I have about three hours of gas chromatograph shots to do tonight, so I’ll be sitting here rolling through ‘em and watching the numbers come in. I’m thinking of grabbing a trashy novel from the ship library to enjoy while I do this.
NO HINDENBERG OF THE HIGH SEAS
Well, we finished up the big huge all-day hydrogen experiment and we didn’t blast the pressure van off the back of the ship.
We’ll try harder next time.
Am finishing up the last of the experiments (!) and will take my final readings on various instruments tomorrow. I am ready to take a bit of a break from 18 hour workdays! My complexion is a wreck (too many facials) and my hair looks like I stuck my finger in a socket.
I found out I’m not the only one who decided not to shave my legs–shaving in a tiny shower on an enthusiastically rocking ship is a death-defying experience. I’d rather play with hydrogen gas. Less dangerous. Instead of risking blood loss, we may be throwing a ‘shaving party’ on the fantail in the next couple of days.
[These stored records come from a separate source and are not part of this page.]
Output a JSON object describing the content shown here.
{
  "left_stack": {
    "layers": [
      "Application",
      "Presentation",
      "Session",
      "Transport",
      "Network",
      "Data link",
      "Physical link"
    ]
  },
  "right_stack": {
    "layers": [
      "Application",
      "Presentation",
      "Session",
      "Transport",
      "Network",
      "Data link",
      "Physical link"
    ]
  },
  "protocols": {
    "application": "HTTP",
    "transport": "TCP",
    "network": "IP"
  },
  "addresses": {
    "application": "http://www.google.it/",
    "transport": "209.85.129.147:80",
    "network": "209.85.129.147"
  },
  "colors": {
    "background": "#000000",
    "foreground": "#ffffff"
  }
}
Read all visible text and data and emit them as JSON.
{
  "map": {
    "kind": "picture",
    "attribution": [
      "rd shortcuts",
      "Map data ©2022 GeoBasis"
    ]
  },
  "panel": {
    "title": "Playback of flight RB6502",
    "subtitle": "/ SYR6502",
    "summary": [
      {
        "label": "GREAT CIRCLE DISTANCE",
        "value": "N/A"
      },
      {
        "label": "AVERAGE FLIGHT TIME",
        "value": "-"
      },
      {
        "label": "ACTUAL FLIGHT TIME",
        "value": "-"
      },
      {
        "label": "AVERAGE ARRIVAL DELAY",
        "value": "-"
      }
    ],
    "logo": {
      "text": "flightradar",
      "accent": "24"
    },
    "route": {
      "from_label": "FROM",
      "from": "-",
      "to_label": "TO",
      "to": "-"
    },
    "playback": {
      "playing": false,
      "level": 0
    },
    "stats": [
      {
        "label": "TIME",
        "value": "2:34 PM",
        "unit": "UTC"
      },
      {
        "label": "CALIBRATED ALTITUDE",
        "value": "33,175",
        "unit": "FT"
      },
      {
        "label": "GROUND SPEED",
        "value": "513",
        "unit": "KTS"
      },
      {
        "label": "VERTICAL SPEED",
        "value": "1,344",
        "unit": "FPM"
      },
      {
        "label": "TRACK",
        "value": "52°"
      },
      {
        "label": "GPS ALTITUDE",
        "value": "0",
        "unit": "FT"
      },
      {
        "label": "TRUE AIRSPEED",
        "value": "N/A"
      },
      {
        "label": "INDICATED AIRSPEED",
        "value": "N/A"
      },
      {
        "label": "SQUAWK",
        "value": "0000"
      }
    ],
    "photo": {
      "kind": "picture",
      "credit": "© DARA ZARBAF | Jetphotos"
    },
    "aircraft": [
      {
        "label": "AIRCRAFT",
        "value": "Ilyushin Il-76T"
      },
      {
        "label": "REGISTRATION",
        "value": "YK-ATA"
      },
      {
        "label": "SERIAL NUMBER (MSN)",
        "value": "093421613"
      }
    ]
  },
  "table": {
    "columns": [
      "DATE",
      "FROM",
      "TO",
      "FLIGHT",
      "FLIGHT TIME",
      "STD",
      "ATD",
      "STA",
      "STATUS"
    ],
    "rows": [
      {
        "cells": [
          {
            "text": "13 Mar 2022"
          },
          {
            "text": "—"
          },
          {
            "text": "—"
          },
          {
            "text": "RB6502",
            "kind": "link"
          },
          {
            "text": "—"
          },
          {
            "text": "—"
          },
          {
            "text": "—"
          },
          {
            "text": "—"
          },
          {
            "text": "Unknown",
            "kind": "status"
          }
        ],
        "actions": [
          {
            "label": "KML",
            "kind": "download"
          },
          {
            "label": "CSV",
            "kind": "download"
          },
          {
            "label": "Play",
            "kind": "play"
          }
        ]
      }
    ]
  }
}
Come join us! Who wouldn’t want to shave along with a bunch of ragged female scientists?
It’s been a wonderful and intense trip. Riftia told us some secrets, and kept some to itself.
<–Welcome to Earth. Really.
This is what most of the planet looks like.
HOME IS WHERE THE CATBOX IS
Spent four days wrapping things up (literally) on the ship, packing gear into boxes, scrubbing the radioisotope van, organizing shipments, and helping pack up the pressure van.
We got to Costa Rica a day early, so some of the other scientists and I took a tour of a rainforest (!). One of the scientists with us (Jon) is an expert on ants (and the deep sea too, go figure); given that ants are the dominant fauna in a rainforest, he was the perfect person to have on this tour. Any time the poor tour guide pointed out monkeys and sloths, one of us would spot some ants and it’d be game over (“ANTS! Hey Jon, what kind is this?”).
The courier for the samples fell through at the last minute (they couldn’t figure out what sort of documents were necessary for shipping deep-sea samples) so I had to organize dry ice and fly with them, which makes for an interesting situation with customs at the airport (the less you explain, the better; it’s a good idea to smile sweetly and say ‘yes’ a lot, unless they mention commercial value or agriculture, and then it’s a good idea to say ‘no’ a lot.).
Got lucky, and the samples are now safely tucked in my -80 freezer at lab.
Amy was a huge hero and picked me up at the airport.
Hope I communicated somewhat the nature of a research cruise–always always always I feel very grateful to be out there, and am awed by the beauty of the ocean … and … it’s an insane amount of work, where things turn on a dime with some regularity and you have to immediately come up with a solution (e.g., broken mass spec, problematic gas chromatograph, overgrowth in pressure vessels). You use *all* of your intellectual bandwidth nonstop the whole time you are out there, you are physically challenged by the heavy equipment needed to do high pressure work, as well as beaten up a bit by the ship when things get rocky.
I get thoroughly reacquainted with my intellectual and physical limits while I’m out there, and I’ve spent the last few days feeling like I have a science hangover.
It was a good cruise, about as insane as is usual, and I made some dear friends among my colleagues.
I am sitting at my kitchen table and it feels like my house is rocking. It’ll be this way for a few days.
Time to hit the rack (no ladder!).
Thank you for sharing the trip with me!